TASK MATERIAL section start

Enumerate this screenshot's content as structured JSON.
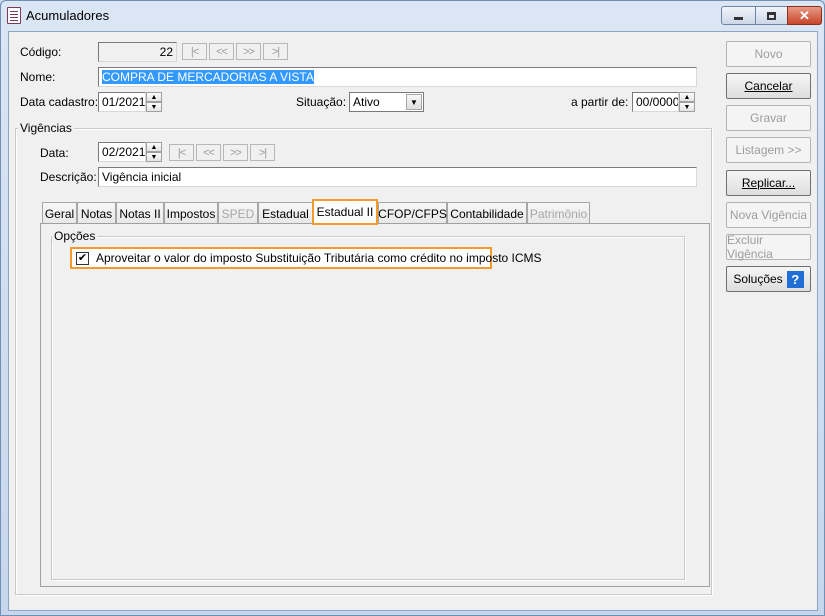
{
  "window": {
    "title": "Acumuladores"
  },
  "header": {
    "codigo_label": "Código:",
    "codigo_value": "22",
    "nav": [
      "|<",
      "<<",
      ">>",
      ">|"
    ],
    "nome_label": "Nome:",
    "nome_value": "COMPRA DE MERCADORIAS A VISTA",
    "data_cadastro_label": "Data cadastro:",
    "data_cadastro_value": "01/2021",
    "situacao_label": "Situação:",
    "situacao_value": "Ativo",
    "apartir_label": "a partir de:",
    "apartir_value": "00/0000"
  },
  "vigencias": {
    "title": "Vigências",
    "data_label": "Data:",
    "data_value": "02/2021",
    "nav": [
      "|<",
      "<<",
      ">>",
      ">|"
    ],
    "descricao_label": "Descrição:",
    "descricao_value": "Vigência inicial"
  },
  "tabs": [
    {
      "label": "Geral",
      "state": "normal"
    },
    {
      "label": "Notas",
      "state": "normal"
    },
    {
      "label": "Notas II",
      "state": "normal"
    },
    {
      "label": "Impostos",
      "state": "normal"
    },
    {
      "label": "SPED",
      "state": "disabled"
    },
    {
      "label": "Estadual",
      "state": "normal"
    },
    {
      "label": "Estadual II",
      "state": "active"
    },
    {
      "label": "CFOP/CFPS",
      "state": "normal"
    },
    {
      "label": "Contabilidade",
      "state": "normal"
    },
    {
      "label": "Patrimônio",
      "state": "disabled"
    }
  ],
  "opcoes": {
    "title": "Opções",
    "checkbox_label": "Aproveitar o valor do imposto Substituição Tributária como crédito no imposto ICMS",
    "checked": true
  },
  "buttons": [
    {
      "label": "Novo",
      "state": "disabled"
    },
    {
      "label": "Cancelar",
      "state": "normal"
    },
    {
      "label": "Gravar",
      "state": "disabled"
    },
    {
      "label": "Listagem >>",
      "state": "disabled"
    },
    {
      "label": "Replicar...",
      "state": "normal"
    },
    {
      "label": "Nova Vigência",
      "state": "disabled"
    },
    {
      "label": "Excluir Vigência",
      "state": "disabled"
    },
    {
      "label": "Soluções",
      "state": "normal"
    }
  ],
  "colors": {
    "highlight": "#f39a2a",
    "selection": "#3399ff",
    "help_icon": "#1f6fd6"
  }
}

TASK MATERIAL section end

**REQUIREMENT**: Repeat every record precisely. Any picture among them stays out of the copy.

**RESULT FOR THIS TASK**:
Enumerate this screenshot's content as structured JSON.
{
  "window": {
    "title": "Acumuladores"
  },
  "header": {
    "codigo_label": "Código:",
    "codigo_value": "22",
    "nav": [
      "|<",
      "<<",
      ">>",
      ">|"
    ],
    "nome_label": "Nome:",
    "nome_value": "COMPRA DE MERCADORIAS A VISTA",
    "data_cadastro_label": "Data cadastro:",
    "data_cadastro_value": "01/2021",
    "situacao_label": "Situação:",
    "situacao_value": "Ativo",
    "apartir_label": "a partir de:",
    "apartir_value": "00/0000"
  },
  "vigencias": {
    "title": "Vigências",
    "data_label": "Data:",
    "data_value": "02/2021",
    "nav": [
      "|<",
      "<<",
      ">>",
      ">|"
    ],
    "descricao_label": "Descrição:",
    "descricao_value": "Vigência inicial"
  },
  "tabs": [
    {
      "label": "Geral",
      "state": "normal"
    },
    {
      "label": "Notas",
      "state": "normal"
    },
    {
      "label": "Notas II",
      "state": "normal"
    },
    {
      "label": "Impostos",
      "state": "normal"
    },
    {
      "label": "SPED",
      "state": "disabled"
    },
    {
      "label": "Estadual",
      "state": "normal"
    },
    {
      "label": "Estadual II",
      "state": "active"
    },
    {
      "label": "CFOP/CFPS",
      "state": "normal"
    },
    {
      "label": "Contabilidade",
      "state": "normal"
    },
    {
      "label": "Patrimônio",
      "state": "disabled"
    }
  ],
  "opcoes": {
    "title": "Opções",
    "checkbox_label": "Aproveitar o valor do imposto Substituição Tributária como crédito no imposto ICMS",
    "checked": true
  },
  "buttons": [
    {
      "label": "Novo",
      "state": "disabled"
    },
    {
      "label": "Cancelar",
      "state": "normal"
    },
    {
      "label": "Gravar",
      "state": "disabled"
    },
    {
      "label": "Listagem >>",
      "state": "disabled"
    },
    {
      "label": "Replicar...",
      "state": "normal"
    },
    {
      "label": "Nova Vigência",
      "state": "disabled"
    },
    {
      "label": "Excluir Vigência",
      "state": "disabled"
    },
    {
      "label": "Soluções",
      "state": "normal"
    }
  ],
  "colors": {
    "highlight": "#f39a2a",
    "selection": "#3399ff",
    "help_icon": "#1f6fd6"
  }
}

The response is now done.